Exercise details> Among the entries that follow, how many lines contain the string "text"? Answer with that number only.

Available data>

——

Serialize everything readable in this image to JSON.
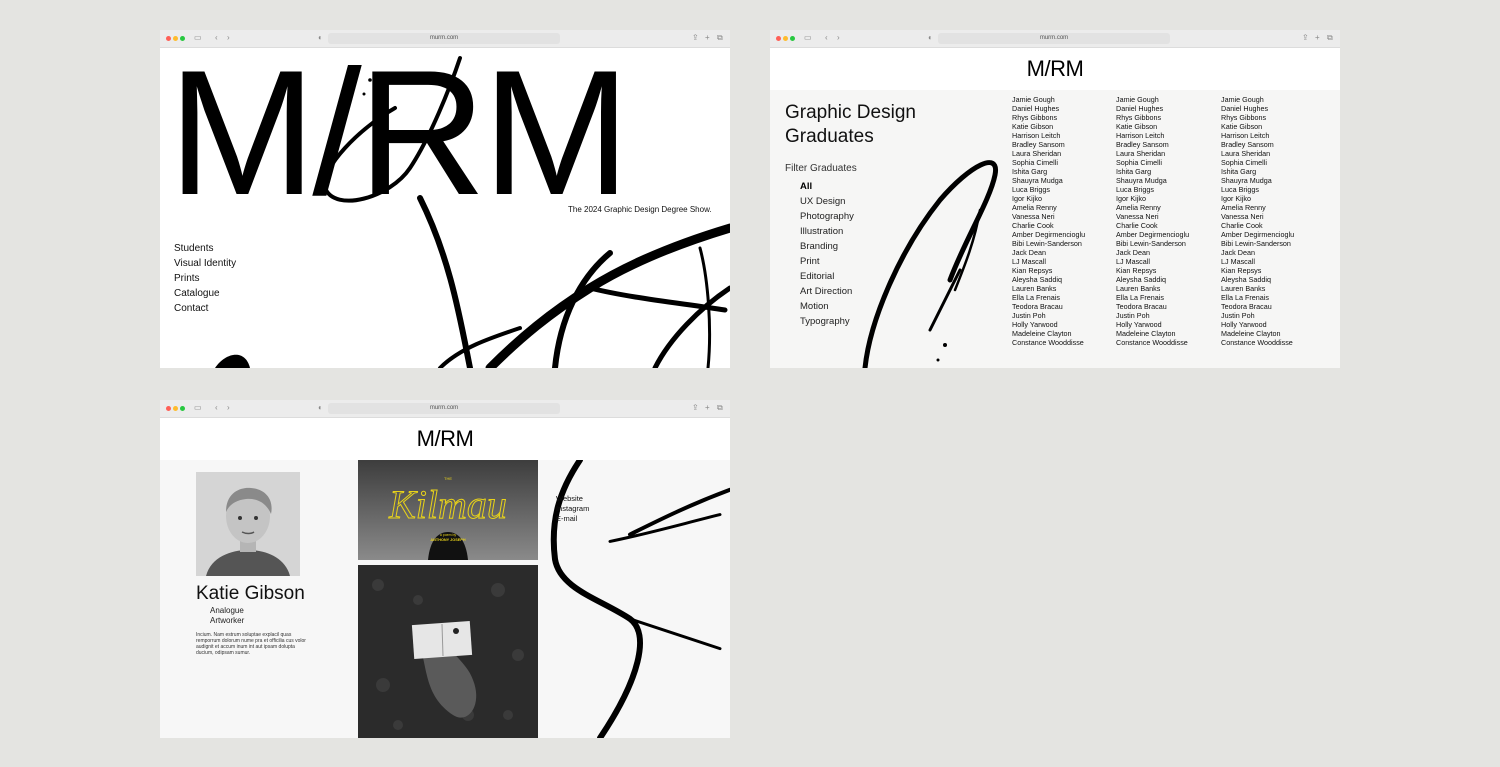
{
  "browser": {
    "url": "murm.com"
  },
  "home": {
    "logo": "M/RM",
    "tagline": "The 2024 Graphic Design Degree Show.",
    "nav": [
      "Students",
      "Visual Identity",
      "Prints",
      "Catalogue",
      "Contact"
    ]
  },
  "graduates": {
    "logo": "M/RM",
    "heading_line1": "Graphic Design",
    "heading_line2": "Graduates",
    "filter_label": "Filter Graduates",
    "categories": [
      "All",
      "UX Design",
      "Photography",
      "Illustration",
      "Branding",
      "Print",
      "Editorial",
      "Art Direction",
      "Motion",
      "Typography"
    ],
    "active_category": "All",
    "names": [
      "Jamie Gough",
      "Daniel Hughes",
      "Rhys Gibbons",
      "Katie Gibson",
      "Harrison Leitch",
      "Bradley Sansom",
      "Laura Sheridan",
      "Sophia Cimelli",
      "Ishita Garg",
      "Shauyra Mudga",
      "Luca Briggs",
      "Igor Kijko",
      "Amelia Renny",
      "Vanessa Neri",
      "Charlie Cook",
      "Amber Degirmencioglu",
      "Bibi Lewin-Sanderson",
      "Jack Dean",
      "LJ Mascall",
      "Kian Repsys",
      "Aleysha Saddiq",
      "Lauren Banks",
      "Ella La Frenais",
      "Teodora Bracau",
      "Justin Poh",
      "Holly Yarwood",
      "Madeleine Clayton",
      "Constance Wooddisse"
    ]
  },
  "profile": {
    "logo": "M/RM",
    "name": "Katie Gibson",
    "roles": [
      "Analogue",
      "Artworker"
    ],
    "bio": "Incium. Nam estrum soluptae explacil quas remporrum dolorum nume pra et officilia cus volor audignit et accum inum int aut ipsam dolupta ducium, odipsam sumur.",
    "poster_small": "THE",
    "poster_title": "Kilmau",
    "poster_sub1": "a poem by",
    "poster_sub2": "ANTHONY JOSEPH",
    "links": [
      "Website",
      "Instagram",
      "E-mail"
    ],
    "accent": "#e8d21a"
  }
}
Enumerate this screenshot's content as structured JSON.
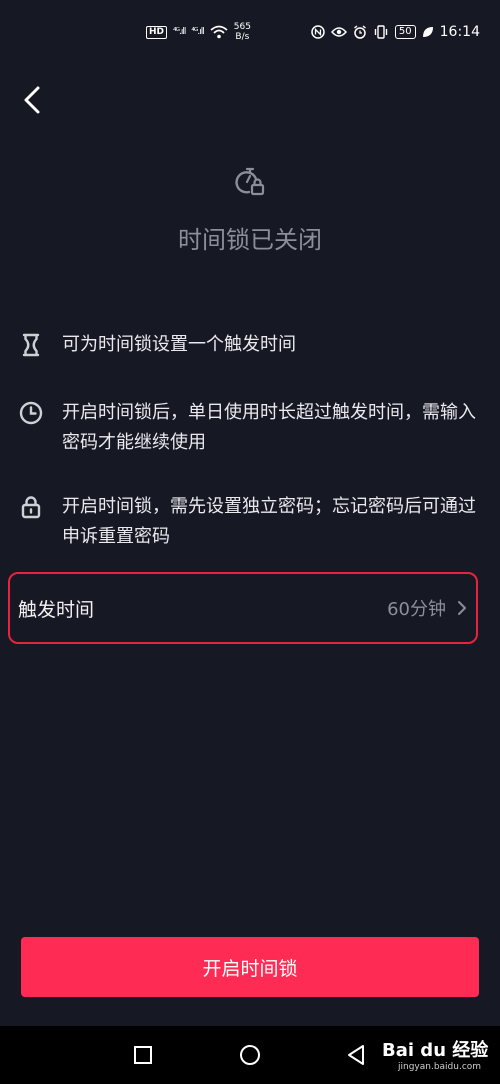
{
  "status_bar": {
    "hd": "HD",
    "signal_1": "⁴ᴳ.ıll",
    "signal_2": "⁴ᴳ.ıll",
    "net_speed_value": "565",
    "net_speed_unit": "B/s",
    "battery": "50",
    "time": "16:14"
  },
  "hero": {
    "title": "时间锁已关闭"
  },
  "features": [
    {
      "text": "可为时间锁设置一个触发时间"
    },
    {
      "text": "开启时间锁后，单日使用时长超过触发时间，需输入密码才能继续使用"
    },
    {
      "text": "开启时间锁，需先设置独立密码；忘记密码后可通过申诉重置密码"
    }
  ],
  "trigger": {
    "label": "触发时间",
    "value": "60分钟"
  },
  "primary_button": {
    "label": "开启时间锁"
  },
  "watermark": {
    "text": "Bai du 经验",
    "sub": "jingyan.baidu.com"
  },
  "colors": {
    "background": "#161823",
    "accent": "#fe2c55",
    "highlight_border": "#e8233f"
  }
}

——

Answer box> 4